Dataset excerpts
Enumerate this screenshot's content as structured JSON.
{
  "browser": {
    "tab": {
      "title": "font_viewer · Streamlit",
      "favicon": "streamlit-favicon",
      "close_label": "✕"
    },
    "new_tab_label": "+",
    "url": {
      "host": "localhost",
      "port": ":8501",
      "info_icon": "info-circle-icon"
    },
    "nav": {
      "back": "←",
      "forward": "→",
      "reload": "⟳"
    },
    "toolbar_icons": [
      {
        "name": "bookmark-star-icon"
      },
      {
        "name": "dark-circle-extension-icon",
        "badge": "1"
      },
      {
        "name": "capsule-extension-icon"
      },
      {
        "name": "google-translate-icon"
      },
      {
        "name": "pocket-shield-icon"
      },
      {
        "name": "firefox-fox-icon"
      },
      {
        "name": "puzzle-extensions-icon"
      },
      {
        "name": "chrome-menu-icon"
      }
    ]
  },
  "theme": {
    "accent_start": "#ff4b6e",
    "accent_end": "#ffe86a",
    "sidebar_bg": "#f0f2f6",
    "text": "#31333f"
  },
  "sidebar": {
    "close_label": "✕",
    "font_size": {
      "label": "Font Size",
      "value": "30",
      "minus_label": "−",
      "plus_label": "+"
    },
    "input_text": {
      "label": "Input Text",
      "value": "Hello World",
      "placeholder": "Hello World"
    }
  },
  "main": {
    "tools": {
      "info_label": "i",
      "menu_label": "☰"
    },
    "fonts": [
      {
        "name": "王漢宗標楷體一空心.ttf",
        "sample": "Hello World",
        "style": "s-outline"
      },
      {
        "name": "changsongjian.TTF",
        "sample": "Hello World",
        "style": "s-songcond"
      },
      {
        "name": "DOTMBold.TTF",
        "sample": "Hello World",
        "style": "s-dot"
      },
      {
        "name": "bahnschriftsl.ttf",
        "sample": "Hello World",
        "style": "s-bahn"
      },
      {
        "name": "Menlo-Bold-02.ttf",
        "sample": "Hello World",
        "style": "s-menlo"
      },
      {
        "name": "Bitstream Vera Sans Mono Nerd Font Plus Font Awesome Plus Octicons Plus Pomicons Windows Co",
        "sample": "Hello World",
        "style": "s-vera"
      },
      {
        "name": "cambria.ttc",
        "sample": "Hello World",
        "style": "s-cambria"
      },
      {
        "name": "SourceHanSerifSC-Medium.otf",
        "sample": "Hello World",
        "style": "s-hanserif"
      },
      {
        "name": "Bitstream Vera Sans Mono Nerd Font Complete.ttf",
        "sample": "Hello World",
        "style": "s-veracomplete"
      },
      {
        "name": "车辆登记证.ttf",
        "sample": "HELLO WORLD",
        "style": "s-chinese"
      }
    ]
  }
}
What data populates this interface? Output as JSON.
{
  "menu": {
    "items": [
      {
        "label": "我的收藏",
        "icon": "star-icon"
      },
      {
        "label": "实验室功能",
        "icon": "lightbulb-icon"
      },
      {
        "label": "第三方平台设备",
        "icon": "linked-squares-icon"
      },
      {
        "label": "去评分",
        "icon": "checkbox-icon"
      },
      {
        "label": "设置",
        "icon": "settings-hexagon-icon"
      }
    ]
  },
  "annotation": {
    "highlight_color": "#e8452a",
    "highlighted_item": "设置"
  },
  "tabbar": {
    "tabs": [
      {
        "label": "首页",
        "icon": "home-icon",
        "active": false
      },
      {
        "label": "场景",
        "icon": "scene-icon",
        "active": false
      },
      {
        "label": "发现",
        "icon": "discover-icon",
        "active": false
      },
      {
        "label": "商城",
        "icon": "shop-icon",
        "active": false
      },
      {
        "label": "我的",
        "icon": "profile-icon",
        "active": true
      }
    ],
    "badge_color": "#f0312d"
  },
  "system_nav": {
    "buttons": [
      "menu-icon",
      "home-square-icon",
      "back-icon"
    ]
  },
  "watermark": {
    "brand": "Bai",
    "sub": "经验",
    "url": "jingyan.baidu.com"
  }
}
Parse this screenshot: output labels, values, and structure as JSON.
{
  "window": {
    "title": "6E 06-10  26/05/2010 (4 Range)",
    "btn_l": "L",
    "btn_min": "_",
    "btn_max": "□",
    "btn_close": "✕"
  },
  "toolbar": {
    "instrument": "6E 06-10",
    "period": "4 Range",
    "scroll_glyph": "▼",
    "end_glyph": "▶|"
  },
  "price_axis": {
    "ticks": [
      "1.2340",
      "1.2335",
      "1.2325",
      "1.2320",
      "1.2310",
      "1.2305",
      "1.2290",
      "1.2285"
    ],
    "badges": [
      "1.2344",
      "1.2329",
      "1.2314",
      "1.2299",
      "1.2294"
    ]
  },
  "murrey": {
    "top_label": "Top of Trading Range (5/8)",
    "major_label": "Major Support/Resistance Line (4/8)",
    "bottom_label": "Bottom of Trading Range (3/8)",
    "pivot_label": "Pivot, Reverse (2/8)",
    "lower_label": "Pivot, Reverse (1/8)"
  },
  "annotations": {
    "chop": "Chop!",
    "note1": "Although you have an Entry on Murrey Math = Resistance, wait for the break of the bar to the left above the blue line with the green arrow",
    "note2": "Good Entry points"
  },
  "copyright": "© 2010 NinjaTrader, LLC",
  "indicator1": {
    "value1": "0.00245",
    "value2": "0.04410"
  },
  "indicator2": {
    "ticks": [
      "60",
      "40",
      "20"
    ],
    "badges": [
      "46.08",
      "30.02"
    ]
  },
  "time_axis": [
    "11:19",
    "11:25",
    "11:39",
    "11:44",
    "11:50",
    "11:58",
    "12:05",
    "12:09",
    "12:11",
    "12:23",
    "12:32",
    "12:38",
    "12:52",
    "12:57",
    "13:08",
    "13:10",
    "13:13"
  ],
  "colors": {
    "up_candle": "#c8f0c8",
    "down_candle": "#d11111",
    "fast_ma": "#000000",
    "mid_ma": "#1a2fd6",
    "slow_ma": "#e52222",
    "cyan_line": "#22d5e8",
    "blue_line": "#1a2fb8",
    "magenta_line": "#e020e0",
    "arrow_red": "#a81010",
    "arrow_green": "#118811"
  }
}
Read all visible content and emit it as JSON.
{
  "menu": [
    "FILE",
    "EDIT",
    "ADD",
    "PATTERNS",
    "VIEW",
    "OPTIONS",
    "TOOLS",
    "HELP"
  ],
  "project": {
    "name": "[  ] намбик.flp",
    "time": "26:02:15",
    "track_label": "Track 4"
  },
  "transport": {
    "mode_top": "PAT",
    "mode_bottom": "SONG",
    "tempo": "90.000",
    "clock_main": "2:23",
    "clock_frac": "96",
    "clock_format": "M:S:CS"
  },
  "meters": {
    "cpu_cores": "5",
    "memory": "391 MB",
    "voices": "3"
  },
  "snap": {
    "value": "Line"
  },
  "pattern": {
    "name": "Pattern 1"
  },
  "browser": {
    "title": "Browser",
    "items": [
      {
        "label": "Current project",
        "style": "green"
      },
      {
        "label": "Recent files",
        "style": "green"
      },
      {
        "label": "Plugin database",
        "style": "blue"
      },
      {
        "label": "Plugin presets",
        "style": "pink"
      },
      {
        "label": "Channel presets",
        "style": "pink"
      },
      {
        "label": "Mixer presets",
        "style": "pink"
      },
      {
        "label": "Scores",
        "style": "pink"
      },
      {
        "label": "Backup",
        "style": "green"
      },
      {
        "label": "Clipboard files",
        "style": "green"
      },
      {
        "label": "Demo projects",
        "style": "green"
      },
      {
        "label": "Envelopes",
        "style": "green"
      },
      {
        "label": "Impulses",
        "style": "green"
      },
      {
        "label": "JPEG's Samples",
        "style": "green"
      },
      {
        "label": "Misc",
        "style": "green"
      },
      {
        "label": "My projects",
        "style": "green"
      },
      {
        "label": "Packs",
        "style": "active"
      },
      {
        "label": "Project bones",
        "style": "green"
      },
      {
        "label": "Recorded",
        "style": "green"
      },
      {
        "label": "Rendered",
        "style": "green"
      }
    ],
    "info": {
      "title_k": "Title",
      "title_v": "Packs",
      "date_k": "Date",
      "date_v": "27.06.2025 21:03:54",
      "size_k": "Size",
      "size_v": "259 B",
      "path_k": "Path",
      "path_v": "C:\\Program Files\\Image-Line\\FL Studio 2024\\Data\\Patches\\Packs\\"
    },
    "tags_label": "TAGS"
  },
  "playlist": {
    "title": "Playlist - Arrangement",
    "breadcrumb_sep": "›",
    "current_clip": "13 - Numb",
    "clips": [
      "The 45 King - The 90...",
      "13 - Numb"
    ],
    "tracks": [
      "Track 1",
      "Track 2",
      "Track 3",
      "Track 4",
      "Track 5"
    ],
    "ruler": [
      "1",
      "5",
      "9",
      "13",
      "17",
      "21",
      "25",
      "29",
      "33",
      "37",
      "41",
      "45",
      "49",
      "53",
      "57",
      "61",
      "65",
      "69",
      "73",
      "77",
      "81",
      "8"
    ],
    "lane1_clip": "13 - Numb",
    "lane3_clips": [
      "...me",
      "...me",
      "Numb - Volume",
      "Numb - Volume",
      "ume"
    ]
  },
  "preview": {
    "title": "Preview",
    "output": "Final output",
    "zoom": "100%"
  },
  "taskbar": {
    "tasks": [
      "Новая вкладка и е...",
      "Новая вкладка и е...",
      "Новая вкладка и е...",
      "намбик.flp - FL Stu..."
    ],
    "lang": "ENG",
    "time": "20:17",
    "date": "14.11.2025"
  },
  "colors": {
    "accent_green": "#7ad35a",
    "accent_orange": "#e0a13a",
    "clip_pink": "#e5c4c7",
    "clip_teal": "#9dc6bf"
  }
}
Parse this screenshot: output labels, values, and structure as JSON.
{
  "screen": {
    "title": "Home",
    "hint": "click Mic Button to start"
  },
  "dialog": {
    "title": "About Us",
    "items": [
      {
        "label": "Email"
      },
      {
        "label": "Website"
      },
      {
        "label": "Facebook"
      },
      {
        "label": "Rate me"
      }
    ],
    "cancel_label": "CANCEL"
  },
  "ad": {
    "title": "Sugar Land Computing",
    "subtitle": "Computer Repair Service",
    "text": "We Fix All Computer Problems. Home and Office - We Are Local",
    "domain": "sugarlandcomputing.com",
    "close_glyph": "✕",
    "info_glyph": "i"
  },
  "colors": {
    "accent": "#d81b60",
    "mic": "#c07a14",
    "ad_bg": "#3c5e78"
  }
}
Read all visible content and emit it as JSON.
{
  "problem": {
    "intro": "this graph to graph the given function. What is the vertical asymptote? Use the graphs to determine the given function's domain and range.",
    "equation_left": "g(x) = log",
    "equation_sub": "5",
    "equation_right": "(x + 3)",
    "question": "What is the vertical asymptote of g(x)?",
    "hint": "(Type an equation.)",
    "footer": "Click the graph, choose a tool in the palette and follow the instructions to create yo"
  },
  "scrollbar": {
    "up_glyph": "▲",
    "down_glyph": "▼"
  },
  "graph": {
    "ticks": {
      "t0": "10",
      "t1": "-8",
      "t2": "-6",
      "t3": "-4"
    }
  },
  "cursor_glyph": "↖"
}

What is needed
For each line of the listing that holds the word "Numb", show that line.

Response to the task
    "current_clip": "13 - Numb",
      "13 - Numb"
    "lane1_clip": "13 - Numb",
      "Numb - Volume",
      "Numb - Volume",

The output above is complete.